        Jordan became more verbal over the next couple of months, and had even picked up on some sign language. The tiny steps she was taking gave me a glimmer of hope, but the red flags of autism still flashed in the back of my mind. In the social aspect, she followed the other kids around and would play next to them, but not with them (parallel play).  She still had her odd play (spinning objects, identifying colors on her toys in a specific order) and the few words she spoke were often echolailic. (Echolailia: repeating what is spoken to you verbatim).
               My mother accompanied me to the appointment with the neurologist. After giving her a brief history, the neurologist determined that Jordan had ASD (Autistic Spectrum Disorder). She would need ABA right away and also needed to be in the public preschool's summer program. Having already spotted the warning signs, the diagnosis didn't come as tremendous surprise to me. I had already swallowed the bitter pill, and was prepared to deal with it's effects. But now it was official. It was on paper and it was real. My baby was now 1 in 110. I called Carrie on the way home from the appointment, and the next time I saw her at playgroup, she gave me several resources for ABA in the area. I immediately called Children Making Strides and got an intake appointment, and by mid February, Jordan was seeing a new therapist three days a week.
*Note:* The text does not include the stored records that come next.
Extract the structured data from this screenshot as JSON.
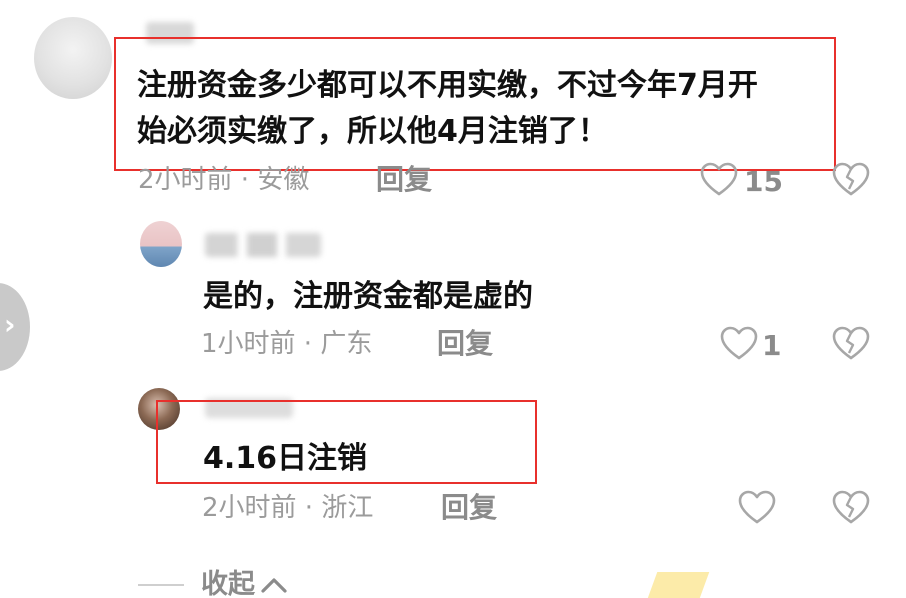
{
  "comments": [
    {
      "username": "██████",
      "text_line1": "注册资金多少都可以不用实缴，不过今年7月开",
      "text_line2": "始必须实缴了，所以他4月注销了！",
      "meta": "2小时前 · 安徽",
      "reply_label": "回复",
      "like_count": "15"
    },
    {
      "username": "██ █ ███",
      "text_line1": "是的，注册资金都是虚的",
      "meta": "1小时前 · 广东",
      "reply_label": "回复",
      "like_count": "1"
    },
    {
      "username": "█████",
      "text_line1": "4.16日注销",
      "meta": "2小时前 · 浙江",
      "reply_label": "回复"
    }
  ],
  "collapse": {
    "label": "收起"
  },
  "colors": {
    "annotation_red": "#e8302c",
    "meta_gray": "#9b9b9b",
    "text_dark": "#111111"
  },
  "icons": {
    "like": "heart-outline-icon",
    "dislike": "broken-heart-icon",
    "collapse": "chevron-up-icon",
    "side_nav": "chevron-right-icon"
  }
}
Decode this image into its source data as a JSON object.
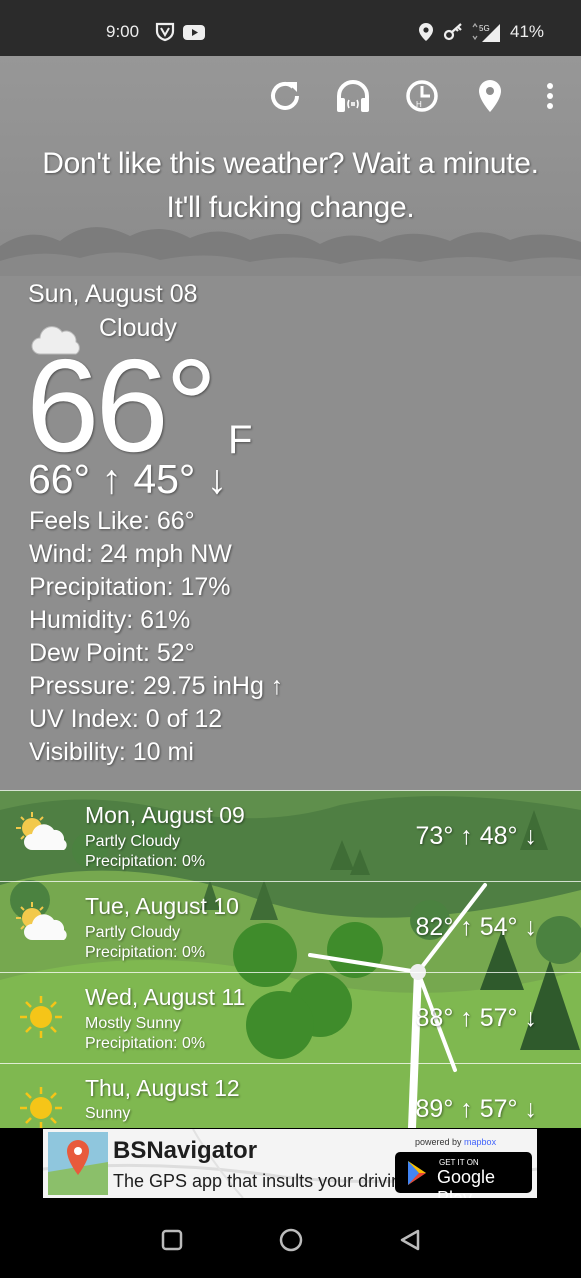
{
  "status_bar": {
    "time": "9:00",
    "network": "5G",
    "battery": "41%"
  },
  "toolbar": {
    "icons": [
      "refresh-icon",
      "radar-icon",
      "history-icon",
      "location-icon",
      "more-icon"
    ]
  },
  "tagline": {
    "line1": "Don't like this weather? Wait a minute.",
    "line2": "It'll fucking change."
  },
  "today": {
    "date": "Sun, August 08",
    "condition": "Cloudy",
    "temp": "66°",
    "unit": "F",
    "high": "66°",
    "low": "45°",
    "details": [
      {
        "label": "Feels Like:",
        "value": "66°"
      },
      {
        "label": "Wind:",
        "value": "24 mph NW"
      },
      {
        "label": "Precipitation:",
        "value": "17%"
      },
      {
        "label": "Humidity:",
        "value": "61%"
      },
      {
        "label": "Dew Point:",
        "value": "52°"
      },
      {
        "label": "Pressure:",
        "value": "29.75 inHg ↑"
      },
      {
        "label": "UV Index:",
        "value": "0 of 12"
      },
      {
        "label": "Visibility:",
        "value": "10 mi"
      }
    ]
  },
  "forecast": [
    {
      "day": "Mon, August 09",
      "condition": "Partly Cloudy",
      "precip_label": "Precipitation:",
      "precip": "0%",
      "high": "73°",
      "low": "48°",
      "icon": "partly-cloudy-icon"
    },
    {
      "day": "Tue, August 10",
      "condition": "Partly Cloudy",
      "precip_label": "Precipitation:",
      "precip": "0%",
      "high": "82°",
      "low": "54°",
      "icon": "partly-cloudy-icon"
    },
    {
      "day": "Wed, August 11",
      "condition": "Mostly Sunny",
      "precip_label": "Precipitation:",
      "precip": "0%",
      "high": "88°",
      "low": "57°",
      "icon": "sunny-icon"
    },
    {
      "day": "Thu, August 12",
      "condition": "Sunny",
      "precip_label": "",
      "precip": "",
      "high": "89°",
      "low": "57°",
      "icon": "sunny-icon"
    }
  ],
  "ad": {
    "title": "BSNavigator",
    "subtitle": "The GPS app that insults your driving.",
    "powered_by": "powered by",
    "mapbox": "mapbox",
    "store_small": "GET IT ON",
    "store_big": "Google Play"
  }
}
              Between February and June of this year, Jordan made tremendous leaps forward with the help of  both Children Making Strides and Early Intervention. At her final EI evaluation at 22 months, her delay was discovered to be between 18-20 months. She was actively using her words and signs and I was feeling very confident that she would do well with school. The school evaluation went well, Jordan qualified for the summer program and was given a 5 day, full day program for the school year. We were thrilled. She is currently doing very well in school. She can use full sentences, say her whole alphabet, and count to 30, as well as spell and say her name. Her echolailia is way down as well as her jargoning. There are times where you can hardly tell she's autistic.
            But it's still there. It's in her tantrums and her screaming fits. It's in her destructive behavior when she gets angry. It's in the quizzical look she gives me when she doesn't understand.  It will never go away. As far as she's come, she still has a long way to go.

And, as parents, so do we.

For more information on Autism, Visit these websites: